Reading the records below, how many lines contain "summary"? Respond with a number and nothing else.

Excerpts from an interface dataset
*** Block opens ***

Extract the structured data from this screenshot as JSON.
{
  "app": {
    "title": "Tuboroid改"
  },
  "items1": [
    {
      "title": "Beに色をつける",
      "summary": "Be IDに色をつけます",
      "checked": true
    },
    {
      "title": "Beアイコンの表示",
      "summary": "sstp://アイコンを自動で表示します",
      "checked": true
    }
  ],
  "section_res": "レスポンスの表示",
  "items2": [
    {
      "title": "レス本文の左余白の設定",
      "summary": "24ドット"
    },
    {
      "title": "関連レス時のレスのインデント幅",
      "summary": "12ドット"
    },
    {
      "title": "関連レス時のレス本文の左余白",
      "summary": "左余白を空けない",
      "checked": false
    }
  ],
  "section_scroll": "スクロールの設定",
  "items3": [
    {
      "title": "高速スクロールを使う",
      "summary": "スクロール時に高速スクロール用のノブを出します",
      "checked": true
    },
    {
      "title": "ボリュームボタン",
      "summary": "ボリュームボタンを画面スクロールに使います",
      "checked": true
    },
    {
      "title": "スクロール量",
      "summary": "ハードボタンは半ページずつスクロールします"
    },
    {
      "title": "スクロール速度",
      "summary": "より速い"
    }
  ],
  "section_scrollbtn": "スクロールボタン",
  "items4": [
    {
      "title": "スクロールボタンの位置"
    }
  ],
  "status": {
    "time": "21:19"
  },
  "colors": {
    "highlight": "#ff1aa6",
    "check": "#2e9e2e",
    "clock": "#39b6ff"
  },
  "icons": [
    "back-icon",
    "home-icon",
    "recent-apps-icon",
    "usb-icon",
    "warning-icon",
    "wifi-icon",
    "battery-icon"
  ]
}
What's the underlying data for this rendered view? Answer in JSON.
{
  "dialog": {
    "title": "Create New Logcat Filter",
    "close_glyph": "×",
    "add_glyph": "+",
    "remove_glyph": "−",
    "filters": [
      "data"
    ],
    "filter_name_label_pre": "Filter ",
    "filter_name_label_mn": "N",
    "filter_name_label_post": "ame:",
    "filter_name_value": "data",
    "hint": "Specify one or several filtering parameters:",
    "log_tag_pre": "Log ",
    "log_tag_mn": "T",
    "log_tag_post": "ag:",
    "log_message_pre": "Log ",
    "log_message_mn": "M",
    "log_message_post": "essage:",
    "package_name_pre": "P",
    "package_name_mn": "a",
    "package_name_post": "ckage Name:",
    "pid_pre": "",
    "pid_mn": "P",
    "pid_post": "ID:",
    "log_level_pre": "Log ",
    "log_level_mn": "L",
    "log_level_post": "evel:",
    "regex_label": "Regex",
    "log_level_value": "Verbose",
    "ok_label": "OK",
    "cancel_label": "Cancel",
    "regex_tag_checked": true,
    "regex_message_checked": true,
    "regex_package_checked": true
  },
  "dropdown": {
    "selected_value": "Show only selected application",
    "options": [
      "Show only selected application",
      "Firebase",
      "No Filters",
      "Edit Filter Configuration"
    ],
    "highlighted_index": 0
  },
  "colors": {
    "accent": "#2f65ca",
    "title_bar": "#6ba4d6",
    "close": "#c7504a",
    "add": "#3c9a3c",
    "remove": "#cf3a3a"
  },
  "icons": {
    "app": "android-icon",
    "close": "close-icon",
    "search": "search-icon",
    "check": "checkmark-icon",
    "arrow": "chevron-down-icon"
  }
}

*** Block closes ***

◆ Exercise answer ◆
9